A satirical self-portrait, 2000

“Please sir, you can take my Fendi baguette, you can take my ring and my watch, but don’t take my Manolo Blahniks.” – Carrie Bradshaw

Manolo Blahnik for Marie-Antoinette

Carrie Bradshaw wore them, Marie-Antoinette wore them: the wonderful shoes by the one-and-only Manolo Blahnik.

Born in the Canary Islands in 1942, Manolo Blahnik was brought up on the banana plantation owned by his Czech father and Spanish mother. The family often travelled to Paris and Madrid, where his parents ordered clothes from his mother’s favourite couturiers, like Cristobál Balenciaga. His mother, being an avid shoe lover, persuaded the local Canary Islands cobbler to teach her how to make Catalan espadrilles from ribbons and laces. Manolo loved to watch her making them. “I’m sure I acquired my interest in shoes genetically or at least through my fingers, when I was allowed to touch them as they were made,” he later claimed.

In 1965, he left Geneva for Paris to study art and made ends meet by working at GO, a vintage clothes store on rue de Bonaparte. Paloma Picasso, a friend from Paris, arranged for him to meet Diana Vreeland, the editor of US Vogue. When she looked at his drawings, Vreeland exclaimed: “How amusing. Amusing. You can do accessories very well. Why don’t you do that? Go make shoes. Your shoes in these drawings are so amusing.”

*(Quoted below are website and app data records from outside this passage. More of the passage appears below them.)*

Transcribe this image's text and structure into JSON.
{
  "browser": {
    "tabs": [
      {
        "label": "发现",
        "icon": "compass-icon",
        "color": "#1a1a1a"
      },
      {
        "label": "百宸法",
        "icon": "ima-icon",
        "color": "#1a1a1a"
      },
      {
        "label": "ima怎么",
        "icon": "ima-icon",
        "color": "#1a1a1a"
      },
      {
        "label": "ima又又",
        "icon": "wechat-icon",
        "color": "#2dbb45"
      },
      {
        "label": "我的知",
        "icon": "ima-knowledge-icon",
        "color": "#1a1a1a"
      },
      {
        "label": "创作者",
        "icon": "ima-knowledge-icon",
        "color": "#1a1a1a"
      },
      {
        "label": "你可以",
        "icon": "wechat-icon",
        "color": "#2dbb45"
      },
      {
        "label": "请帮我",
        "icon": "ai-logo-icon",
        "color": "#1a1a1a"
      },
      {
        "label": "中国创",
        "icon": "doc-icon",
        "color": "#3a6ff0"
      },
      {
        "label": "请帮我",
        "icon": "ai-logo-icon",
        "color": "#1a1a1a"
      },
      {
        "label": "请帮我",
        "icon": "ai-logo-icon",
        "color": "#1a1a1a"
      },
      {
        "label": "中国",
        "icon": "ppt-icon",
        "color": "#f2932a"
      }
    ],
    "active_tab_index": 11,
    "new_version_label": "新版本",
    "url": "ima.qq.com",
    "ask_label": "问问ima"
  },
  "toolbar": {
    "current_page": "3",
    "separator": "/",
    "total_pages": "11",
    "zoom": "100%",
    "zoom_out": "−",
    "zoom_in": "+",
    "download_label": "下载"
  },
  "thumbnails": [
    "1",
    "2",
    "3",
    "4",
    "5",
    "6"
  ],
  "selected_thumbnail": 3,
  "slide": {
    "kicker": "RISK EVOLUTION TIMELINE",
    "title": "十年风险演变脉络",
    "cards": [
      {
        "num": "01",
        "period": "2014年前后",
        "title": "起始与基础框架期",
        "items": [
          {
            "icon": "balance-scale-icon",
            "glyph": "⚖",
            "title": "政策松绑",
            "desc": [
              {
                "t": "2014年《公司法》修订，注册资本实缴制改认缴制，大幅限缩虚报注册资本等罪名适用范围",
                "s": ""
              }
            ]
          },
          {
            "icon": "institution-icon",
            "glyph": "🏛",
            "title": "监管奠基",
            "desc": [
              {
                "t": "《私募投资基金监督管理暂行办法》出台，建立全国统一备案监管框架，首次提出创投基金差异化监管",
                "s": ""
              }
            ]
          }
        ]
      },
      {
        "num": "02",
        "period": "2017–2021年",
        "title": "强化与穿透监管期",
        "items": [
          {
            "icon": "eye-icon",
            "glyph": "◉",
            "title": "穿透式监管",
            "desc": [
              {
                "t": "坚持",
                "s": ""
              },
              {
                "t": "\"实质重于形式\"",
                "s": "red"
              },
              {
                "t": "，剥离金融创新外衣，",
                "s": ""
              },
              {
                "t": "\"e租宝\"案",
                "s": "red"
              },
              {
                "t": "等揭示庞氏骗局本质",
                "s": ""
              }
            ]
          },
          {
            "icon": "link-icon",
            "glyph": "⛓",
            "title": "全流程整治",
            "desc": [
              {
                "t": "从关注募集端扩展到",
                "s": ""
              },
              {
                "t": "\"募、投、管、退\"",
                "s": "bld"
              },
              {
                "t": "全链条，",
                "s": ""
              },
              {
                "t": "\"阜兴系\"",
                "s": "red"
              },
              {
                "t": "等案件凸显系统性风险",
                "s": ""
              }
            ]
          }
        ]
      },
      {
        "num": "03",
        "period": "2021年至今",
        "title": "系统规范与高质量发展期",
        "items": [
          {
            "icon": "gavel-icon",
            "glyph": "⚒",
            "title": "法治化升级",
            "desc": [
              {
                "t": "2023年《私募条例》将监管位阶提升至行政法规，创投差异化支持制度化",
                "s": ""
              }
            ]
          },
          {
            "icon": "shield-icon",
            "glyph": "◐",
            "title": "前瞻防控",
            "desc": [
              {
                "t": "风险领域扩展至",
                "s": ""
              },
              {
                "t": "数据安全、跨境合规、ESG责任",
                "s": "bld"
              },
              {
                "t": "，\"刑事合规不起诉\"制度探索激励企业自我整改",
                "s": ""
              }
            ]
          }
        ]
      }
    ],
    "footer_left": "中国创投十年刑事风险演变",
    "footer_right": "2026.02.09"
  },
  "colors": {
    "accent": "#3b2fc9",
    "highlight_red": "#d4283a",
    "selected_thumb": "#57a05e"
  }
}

Fantasy Summer, 2000

Manolo began designing for Zapata, a boutique on Old Church Street in Chelsea. In 1972 Ossie Clark, the famed fashion designer, asked him to design the shoes for his next collection. The shoes looked extraordinary – one pair sported red cherries entwined around the ankles and a vertiginous heel. By then, his shoes at Zapata were sought after by Vogue editors, such as Grace Coddington, and hip young actresses like Jane Birkin and Charlotte Rampling. In 1974, he became the first man to appear on the cover of British Vogue – photographed in a passionate clutch with Angelica Huston by David Bailey.

on the cover of Vogue in 1974

By the 1980s, Blahnik had settled upon a successful formula for his collections: a combination of “occasional avant garde looks for the affluent few” and “good solid looks that will wear forever.” Manolo has also designed numerous collections for John Galliano’s Dior collections.

“I have the advantage of study. I’ve been studying the art of the shoe… for over twenty years. I know every process. I know how to cut and cut away here (the side of the shoe) and still make it so that it stays on the foot. And the secret of toe cleavage, a very important part of the sexuality of the shoe. You must only show the first two cracks. And the heel. Even if it’s twelve centimetres high it still has to feel secure – and that’s a question of balance. That’s why I carve each heel personally myself – on the machine and then by hand with a chisel and file, until it’s exactly right.” – Manolo in an interview with Colin McDowell

Green Crocodile, 1995

There are some that criticize Manolo Blahnik as being too conservative and not fashion forward. I say: that’s crazy! Sure, Manolo doesn’t follow trends because his shoes are timeless. Yes, both Jimmy Choo and Christian Louboutin (♥) have taken away some of the spotlight away from Manolo recently but he is still the shoe God as far as I’m concerned. I am a Manolo girl. Always been one (even before Carrie Bradshaw).

Let’s take a look are some wedding contenders…

Farinelli in silver

Farinelli in gold

(fit for a queen)

(Carrie Bradshaw’s favourites. She wore them in the ‘something blue’ colour)

Sedaraby in silver (also available in white satin)
Sedaraby in gold

Now I know the meaning of ‘true love’.

Further reading: